Entries from a dataset of interfaces
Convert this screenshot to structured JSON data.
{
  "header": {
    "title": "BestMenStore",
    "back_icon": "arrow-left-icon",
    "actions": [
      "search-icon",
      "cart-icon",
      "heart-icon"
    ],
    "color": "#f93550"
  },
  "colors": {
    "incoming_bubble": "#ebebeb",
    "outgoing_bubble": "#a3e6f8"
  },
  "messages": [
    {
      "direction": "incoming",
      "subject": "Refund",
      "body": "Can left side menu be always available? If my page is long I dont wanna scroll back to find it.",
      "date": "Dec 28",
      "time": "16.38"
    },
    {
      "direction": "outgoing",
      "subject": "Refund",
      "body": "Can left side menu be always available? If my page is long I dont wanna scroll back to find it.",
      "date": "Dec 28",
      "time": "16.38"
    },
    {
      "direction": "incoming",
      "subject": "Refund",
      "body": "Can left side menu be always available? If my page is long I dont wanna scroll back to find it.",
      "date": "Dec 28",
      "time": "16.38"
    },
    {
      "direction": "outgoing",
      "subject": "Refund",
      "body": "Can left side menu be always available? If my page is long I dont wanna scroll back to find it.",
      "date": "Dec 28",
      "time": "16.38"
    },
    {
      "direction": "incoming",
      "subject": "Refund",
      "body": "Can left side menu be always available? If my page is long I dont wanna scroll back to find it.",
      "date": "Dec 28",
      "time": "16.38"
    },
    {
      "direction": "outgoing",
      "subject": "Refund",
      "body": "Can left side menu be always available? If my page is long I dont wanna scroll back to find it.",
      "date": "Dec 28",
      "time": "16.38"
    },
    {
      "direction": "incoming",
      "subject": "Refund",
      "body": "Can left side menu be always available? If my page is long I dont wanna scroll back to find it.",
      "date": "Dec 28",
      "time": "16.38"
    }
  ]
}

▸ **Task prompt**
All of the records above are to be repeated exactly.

▸ **Task response**
Convert this screenshot to structured JSON data.
{
  "header": {
    "title": "BestMenStore",
    "back_icon": "arrow-left-icon",
    "actions": [
      "search-icon",
      "cart-icon",
      "heart-icon"
    ],
    "color": "#f93550"
  },
  "colors": {
    "incoming_bubble": "#ebebeb",
    "outgoing_bubble": "#a3e6f8"
  },
  "messages": [
    {
      "direction": "incoming",
      "subject": "Refund",
      "body": "Can left side menu be always available? If my page is long I dont wanna scroll back to find it.",
      "date": "Dec 28",
      "time": "16.38"
    },
    {
      "direction": "outgoing",
      "subject": "Refund",
      "body": "Can left side menu be always available? If my page is long I dont wanna scroll back to find it.",
      "date": "Dec 28",
      "time": "16.38"
    },
    {
      "direction": "incoming",
      "subject": "Refund",
      "body": "Can left side menu be always available? If my page is long I dont wanna scroll back to find it.",
      "date": "Dec 28",
      "time": "16.38"
    },
    {
      "direction": "outgoing",
      "subject": "Refund",
      "body": "Can left side menu be always available? If my page is long I dont wanna scroll back to find it.",
      "date": "Dec 28",
      "time": "16.38"
    },
    {
      "direction": "incoming",
      "subject": "Refund",
      "body": "Can left side menu be always available? If my page is long I dont wanna scroll back to find it.",
      "date": "Dec 28",
      "time": "16.38"
    },
    {
      "direction": "outgoing",
      "subject": "Refund",
      "body": "Can left side menu be always available? If my page is long I dont wanna scroll back to find it.",
      "date": "Dec 28",
      "time": "16.38"
    },
    {
      "direction": "incoming",
      "subject": "Refund",
      "body": "Can left side menu be always available? If my page is long I dont wanna scroll back to find it.",
      "date": "Dec 28",
      "time": "16.38"
    }
  ]
}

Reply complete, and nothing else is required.